This is the fourth year for the South Mountain Speakers Series, envisioned as a revival of the talks given by Joseph Rothrock in the late 19th century as part of his work to preserve and restore Pennsylvania’s forests and natural landscape.
Thursday’s discussion, entitled "Bee Well: Native Pollinators and the Working Landscapes of South Mountain,” begins at 7 p.m. in the Brooks Science Center Auditorium, at Wilson College, 1015 Philadelphia Ave., Chambersburg. It is free and open to the public.
“Bees, wasps and other native pollinators provide critical services to the South Mountain ecosystems,” Allen Dieterich-Ward, associate professor of history at Shippensburg University and the chair of the committee on the speaker series, said. “We invite citizens to learn more about the pollinators of our region and what we can do to help maintain and increase populations of these essential insects.”
Much of the food that we eat is pollinated by these fascinating though often overlooked insects. Yet, pollinator populations across the country are plummeting, and scientists and apiarists (or beekeepers) are at a loss to explain why. Indeed, the phenomenon has been called Colony Collapse Disorder.
The lecture will be given by Alex Surciča, horticultural consultant with the Cumberland Valley Cooperative Association. Following his talk, he’ll be joined on a panel by Connie Schmotzer, Penn State Cooperative Extension educator in York County, and Margaret Eppig, director of Middle School Programs for the Maryland Agricultural Education Foundation.
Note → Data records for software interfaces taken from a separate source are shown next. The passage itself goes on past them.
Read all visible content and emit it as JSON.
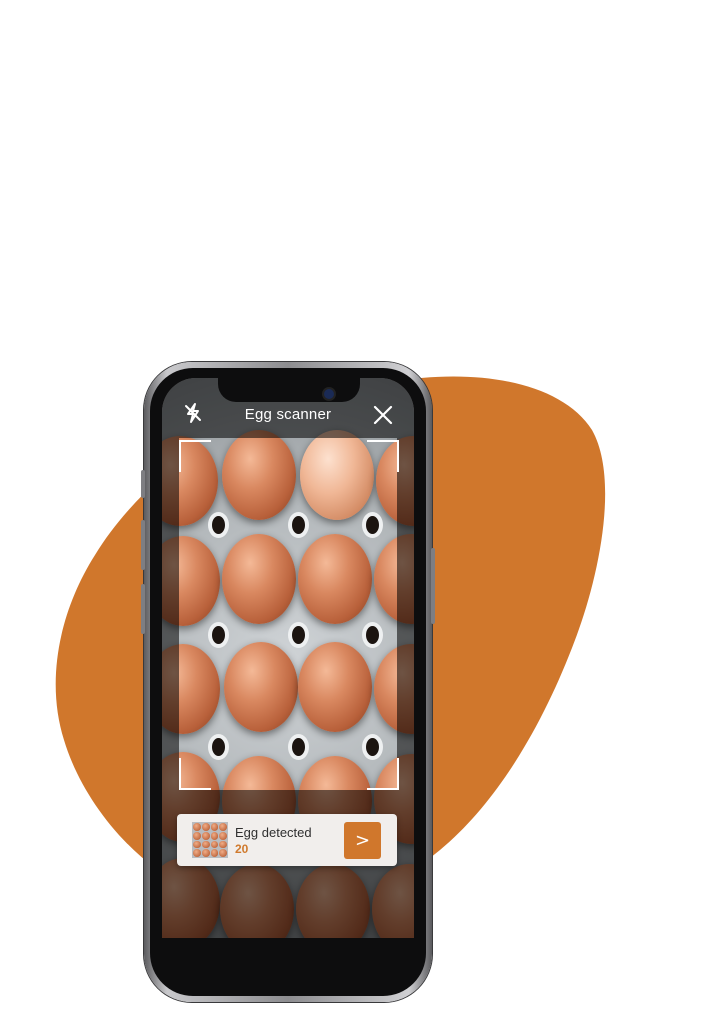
{
  "header": {
    "title": "Egg scanner"
  },
  "result_card": {
    "label": "Egg detected",
    "count": "20",
    "next_label": ">"
  },
  "icons": {
    "flash": "flash-off-icon",
    "close": "close-icon",
    "next": "chevron-right-icon"
  },
  "colors": {
    "accent": "#d0772c",
    "blob": "#d0772c",
    "card_bg": "#f1eeec",
    "count_text": "#d07a2d"
  }
}
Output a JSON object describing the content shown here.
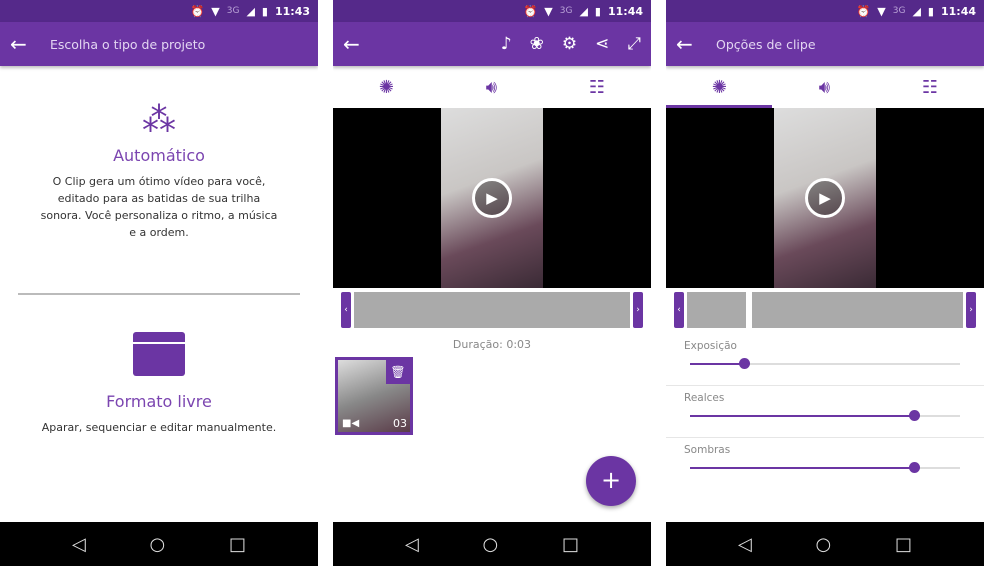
{
  "screens": [
    {
      "time": "11:43",
      "network": "3G",
      "title": "Escolha o tipo de projeto",
      "options": [
        {
          "title": "Automático",
          "description": "O Clip gera um ótimo vídeo para você, editado para as batidas de sua trilha sonora. Você personaliza o ritmo, a música e a ordem."
        },
        {
          "title": "Formato livre",
          "description": "Aparar, sequenciar e editar manualmente."
        }
      ]
    },
    {
      "time": "11:44",
      "network": "3G",
      "duration": "Duração: 0:03",
      "clip_time": "03",
      "fab": "+"
    },
    {
      "time": "11:44",
      "network": "3G",
      "title": "Opções de clipe",
      "sliders": [
        {
          "label": "Exposição",
          "value": 0.2
        },
        {
          "label": "Realces",
          "value": 0.83
        },
        {
          "label": "Sombras",
          "value": 0.83
        }
      ]
    }
  ],
  "accent": "#6b35a3"
}
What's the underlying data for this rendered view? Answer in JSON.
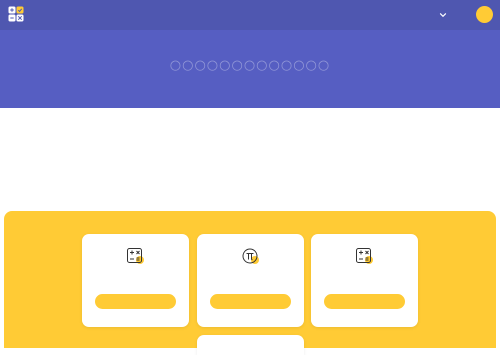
{
  "colors": {
    "header_bg": "#4f57b0",
    "hero_bg": "#565ec2",
    "accent_yellow": "#ffcb35",
    "card_bg": "#ffffff",
    "icon_ink": "#333333"
  },
  "header": {
    "logo_icon": "calculator-grid-icon",
    "dropdown_icon": "chevron-down-icon",
    "avatar_icon": "user-avatar"
  },
  "hero": {
    "title": "○○○○○○○○○○○○○"
  },
  "cards": [
    {
      "icon": "calculator-icon"
    },
    {
      "icon": "pi-icon"
    },
    {
      "icon": "calculator-icon"
    },
    {
      "icon": ""
    }
  ]
}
The lecture is sponsored by Wilson College, Cumberland Valley Cooperative Association, Appalachian Trail Conservancy, Department of Conservation and Natural Resources and the South Mountain Partnership.
Following Thursday's talk, one lecture remains in the 2013 season of the Speakers Series. On October 24, Shippensburg University will host a talk to focus on “Crimes Against Nature: Conservation Law and the History of Wildlife Protection in the South Mountain Region.”
Pennsylvania's South Mountain landscape is a 400,000-acre region that lies at the northern end of the Blue Ridge Mountains. Comprising Adams, Cumberland, Franklin and portions of York county, the landscape is defined by the South Mountain and Michaux State Forest, as well as the working lands and communities that surround and depend upon the mountain.
The South Mountain Partnership is a group of citizens, businesses, non-profit organizations, academic institutions and government representatives in Adams, Cumberland, Franklin and York counties, working together to protect and enhance the landscape.
The partnership was sparked by DCNR’s Conservation Landscape Initiative, an effort to engage communities, local partners and state agencies and identify funding opportunities to conserve high-quality natural and cultural resources while enhancing the region’s economic viability.